Out-Law Analysis | 13 Apr 2016 | 3:05 pm | 2 min. read
The Financial Conduct Authority (FCA) has written to some banks asking them to review their ties with Mossack Fonseca, the Panamanian law firm, after millions of documents relating to its client work were leaked last week. The banks, which the FCA has not named, have until Friday to comply. Regulatory authorities in other countries, such as France, have taken similar action.
According to the International Consortium of Investigative Journalists (ICIJ), the leaked documents show that more than 500 banks, their subsidiaries and branches registered nearly 15,600 shell companies offshore with Mossack Fonseca. There are concerns that some of these shell companies were used to hide beneficial ownership, to evade tax and to launder the proceeds of crime.
As we have seen in previous cases involving large scale leaks, investigative journalists tend to drip feed their discoveries into the public domain. Furthermore, the leaked documents will create links to other businesses or territories, causing a clamour for further action by the authorities. This happened during the 'Lux Leaks' episode, when details of companies with tax rulings in Luxembourg were leaked. Governments are also likely to want to be seen to be doing more to tackle perceived issues with the 'offshore' industry.

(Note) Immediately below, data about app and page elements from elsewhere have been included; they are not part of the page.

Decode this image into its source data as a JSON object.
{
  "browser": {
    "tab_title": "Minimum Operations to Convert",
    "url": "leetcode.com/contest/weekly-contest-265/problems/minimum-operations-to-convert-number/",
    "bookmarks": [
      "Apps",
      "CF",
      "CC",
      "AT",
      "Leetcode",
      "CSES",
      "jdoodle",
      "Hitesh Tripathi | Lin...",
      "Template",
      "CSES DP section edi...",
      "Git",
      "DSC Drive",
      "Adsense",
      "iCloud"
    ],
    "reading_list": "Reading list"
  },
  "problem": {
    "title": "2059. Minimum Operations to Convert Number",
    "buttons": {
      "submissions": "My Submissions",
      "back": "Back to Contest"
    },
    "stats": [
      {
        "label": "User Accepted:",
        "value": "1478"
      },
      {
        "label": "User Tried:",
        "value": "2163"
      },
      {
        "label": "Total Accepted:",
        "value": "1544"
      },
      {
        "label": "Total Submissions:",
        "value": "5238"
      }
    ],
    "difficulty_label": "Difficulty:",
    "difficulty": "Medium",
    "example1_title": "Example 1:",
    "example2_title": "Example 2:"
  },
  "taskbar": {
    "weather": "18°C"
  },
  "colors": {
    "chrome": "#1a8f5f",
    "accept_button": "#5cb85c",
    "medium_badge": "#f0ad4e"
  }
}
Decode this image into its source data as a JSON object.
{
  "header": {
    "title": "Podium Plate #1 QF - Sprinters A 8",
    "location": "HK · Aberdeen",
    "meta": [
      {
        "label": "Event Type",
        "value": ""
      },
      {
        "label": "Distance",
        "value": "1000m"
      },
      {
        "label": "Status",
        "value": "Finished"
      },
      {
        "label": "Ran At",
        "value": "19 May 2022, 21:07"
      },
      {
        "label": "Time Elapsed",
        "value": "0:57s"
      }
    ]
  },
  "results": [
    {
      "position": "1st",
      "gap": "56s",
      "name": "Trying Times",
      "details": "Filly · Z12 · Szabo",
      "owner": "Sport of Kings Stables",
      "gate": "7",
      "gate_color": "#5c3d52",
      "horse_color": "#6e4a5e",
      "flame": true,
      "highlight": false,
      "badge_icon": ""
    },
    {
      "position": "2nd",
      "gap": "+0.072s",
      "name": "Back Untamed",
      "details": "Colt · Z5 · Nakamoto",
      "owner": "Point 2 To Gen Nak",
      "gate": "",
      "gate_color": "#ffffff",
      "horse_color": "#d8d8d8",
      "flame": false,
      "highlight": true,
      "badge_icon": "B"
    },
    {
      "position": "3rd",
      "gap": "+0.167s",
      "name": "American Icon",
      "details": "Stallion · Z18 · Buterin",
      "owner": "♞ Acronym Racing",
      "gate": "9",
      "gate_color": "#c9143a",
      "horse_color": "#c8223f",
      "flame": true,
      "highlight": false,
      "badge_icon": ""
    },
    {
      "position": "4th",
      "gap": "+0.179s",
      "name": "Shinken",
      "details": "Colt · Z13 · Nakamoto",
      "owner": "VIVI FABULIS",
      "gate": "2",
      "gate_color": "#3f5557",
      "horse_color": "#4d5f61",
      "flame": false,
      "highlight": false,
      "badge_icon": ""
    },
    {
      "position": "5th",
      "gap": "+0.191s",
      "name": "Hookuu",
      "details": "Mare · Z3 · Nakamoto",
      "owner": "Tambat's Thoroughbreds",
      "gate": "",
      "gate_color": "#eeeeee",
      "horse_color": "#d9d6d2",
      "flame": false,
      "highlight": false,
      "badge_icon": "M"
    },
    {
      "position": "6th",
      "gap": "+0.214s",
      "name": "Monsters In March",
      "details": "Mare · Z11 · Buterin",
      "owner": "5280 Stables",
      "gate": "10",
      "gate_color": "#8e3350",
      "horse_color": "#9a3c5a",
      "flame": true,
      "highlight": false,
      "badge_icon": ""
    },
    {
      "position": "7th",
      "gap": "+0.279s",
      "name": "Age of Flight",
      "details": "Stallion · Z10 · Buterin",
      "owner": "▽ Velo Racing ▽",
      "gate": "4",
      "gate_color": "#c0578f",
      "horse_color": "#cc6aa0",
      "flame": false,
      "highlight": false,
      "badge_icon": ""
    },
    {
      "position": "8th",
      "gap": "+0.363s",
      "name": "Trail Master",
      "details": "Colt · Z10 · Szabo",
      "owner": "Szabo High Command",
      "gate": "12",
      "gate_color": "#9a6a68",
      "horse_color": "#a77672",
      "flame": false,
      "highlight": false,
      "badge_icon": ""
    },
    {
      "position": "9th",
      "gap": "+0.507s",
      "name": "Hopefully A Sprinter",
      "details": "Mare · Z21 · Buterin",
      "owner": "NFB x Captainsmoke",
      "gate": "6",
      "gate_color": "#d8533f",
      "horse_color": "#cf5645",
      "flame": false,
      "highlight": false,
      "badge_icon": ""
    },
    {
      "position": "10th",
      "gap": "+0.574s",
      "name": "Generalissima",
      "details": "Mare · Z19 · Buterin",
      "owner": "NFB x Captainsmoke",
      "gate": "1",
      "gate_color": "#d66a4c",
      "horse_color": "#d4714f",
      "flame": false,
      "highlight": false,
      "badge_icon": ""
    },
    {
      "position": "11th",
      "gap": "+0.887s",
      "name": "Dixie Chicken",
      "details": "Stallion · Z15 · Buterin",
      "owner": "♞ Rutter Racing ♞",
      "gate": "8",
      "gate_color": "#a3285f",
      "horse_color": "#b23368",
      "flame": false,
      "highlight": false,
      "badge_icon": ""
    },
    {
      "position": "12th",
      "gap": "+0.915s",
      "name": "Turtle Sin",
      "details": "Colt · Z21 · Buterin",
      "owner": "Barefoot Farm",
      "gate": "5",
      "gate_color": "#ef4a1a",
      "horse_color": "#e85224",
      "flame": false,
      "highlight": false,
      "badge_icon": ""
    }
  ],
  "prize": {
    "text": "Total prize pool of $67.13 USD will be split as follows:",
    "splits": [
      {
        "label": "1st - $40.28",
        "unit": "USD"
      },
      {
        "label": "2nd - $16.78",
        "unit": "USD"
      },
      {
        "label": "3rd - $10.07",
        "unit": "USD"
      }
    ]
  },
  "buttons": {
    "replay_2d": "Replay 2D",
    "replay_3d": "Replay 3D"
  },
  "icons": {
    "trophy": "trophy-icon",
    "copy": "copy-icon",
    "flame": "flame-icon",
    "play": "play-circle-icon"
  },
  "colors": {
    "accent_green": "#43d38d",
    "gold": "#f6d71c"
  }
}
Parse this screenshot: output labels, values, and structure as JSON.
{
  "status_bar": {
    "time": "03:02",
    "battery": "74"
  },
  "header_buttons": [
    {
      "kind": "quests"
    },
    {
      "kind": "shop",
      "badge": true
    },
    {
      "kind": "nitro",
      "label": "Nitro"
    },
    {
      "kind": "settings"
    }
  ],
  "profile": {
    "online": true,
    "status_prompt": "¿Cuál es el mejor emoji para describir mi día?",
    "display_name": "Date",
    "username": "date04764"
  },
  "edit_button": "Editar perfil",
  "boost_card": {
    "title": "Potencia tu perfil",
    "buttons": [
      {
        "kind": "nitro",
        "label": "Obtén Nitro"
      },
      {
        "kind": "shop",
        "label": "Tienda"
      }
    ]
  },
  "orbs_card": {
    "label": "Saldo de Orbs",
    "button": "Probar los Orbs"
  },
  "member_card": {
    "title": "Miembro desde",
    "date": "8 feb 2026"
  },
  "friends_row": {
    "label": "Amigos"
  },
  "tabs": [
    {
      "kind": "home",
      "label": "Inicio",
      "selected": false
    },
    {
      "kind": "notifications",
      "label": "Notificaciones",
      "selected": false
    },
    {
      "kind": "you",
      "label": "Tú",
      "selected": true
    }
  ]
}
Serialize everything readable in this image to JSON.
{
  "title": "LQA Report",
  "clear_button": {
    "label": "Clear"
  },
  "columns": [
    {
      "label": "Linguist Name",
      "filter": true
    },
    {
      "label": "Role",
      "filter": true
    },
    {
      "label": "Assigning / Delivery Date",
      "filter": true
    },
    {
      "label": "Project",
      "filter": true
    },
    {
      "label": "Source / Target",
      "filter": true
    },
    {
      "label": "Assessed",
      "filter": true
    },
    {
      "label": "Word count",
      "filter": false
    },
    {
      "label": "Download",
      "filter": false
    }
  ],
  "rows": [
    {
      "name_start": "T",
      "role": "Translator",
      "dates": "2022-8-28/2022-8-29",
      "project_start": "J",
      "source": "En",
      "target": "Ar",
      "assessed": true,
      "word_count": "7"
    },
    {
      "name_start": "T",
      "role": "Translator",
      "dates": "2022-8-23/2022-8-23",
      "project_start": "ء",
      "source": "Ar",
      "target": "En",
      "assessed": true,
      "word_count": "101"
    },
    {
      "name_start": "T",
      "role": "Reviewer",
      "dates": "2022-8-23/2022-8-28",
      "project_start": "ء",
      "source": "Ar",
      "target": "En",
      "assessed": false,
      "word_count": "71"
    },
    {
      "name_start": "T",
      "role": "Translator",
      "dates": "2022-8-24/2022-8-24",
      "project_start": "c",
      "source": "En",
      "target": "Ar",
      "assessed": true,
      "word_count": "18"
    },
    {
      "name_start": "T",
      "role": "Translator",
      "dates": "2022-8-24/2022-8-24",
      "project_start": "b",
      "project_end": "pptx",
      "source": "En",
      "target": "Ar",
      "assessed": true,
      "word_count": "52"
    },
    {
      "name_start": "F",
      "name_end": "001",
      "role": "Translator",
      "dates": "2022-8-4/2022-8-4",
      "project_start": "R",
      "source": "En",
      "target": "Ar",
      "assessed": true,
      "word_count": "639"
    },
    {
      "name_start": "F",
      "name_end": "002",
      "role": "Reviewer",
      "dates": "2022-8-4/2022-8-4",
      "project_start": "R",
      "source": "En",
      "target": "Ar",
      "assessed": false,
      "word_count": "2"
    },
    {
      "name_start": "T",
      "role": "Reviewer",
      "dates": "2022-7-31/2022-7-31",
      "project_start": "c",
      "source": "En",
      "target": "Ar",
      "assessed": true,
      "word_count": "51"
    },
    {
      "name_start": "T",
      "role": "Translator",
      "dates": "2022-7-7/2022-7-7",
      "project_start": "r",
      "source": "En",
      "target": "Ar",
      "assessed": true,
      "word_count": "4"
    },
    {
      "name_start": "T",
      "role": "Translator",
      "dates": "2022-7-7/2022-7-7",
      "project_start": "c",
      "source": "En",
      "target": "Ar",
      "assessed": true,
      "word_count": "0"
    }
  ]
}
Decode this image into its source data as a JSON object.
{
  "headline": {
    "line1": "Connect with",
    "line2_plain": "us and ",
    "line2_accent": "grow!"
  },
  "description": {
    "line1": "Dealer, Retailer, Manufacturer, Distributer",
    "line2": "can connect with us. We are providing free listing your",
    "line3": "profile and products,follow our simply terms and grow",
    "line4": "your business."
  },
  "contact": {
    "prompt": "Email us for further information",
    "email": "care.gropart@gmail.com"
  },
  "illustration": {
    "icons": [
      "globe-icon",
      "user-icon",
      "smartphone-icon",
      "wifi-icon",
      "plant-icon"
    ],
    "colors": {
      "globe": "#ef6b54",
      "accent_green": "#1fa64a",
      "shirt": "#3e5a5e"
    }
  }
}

Banks would therefore be wise to consider investigating now whether they have links with other law firms, banks or trust companies in Panama. They should also explore whether they have connections to other high-risk jurisdictions. This will place the bank in a much better position to deal with the media and the authorities as the picture continues to emerge.
The UK has already followed through on its commitment at the 2013 G8 summit to implement a public register of the beneficial ownership of UK companies. The 'persons of significant control' (PSC) legislation came into force on 6 April 2016, and annual returns of all PSCs have to be made from 30 June 2016. Investigative journalists and campaign groups are likely to devote resources to trawling through this information and matching it to leaked data.
The government is also under pressure to force the UK overseas dependencies, which have currently only committed to keeping a PSC register which is accessible to law enforcement agencies, to make the register available to the public as well.
Which jurisdictions are 'high risk'?
Over 90 jurisdictions have agreed that they will begin the automatic exchange of tax information about residents of other jurisdictions that hold financial accounts in their territory. Information exchanges are due to begin in either 2017 or 2018, depending on the jurisdiction.
Jurisdictions which have not committed to the common reporting standard (CRS), or which have withdrawn their commitment, include Panama, Bahrain, Nauru, Taiwan and Vanuatu. These are considered to be high risk because they are, to varying degrees, financial centres.
Jason Collins is a tax expert at Pinsent Masons, the law firm behind Out-Law.com.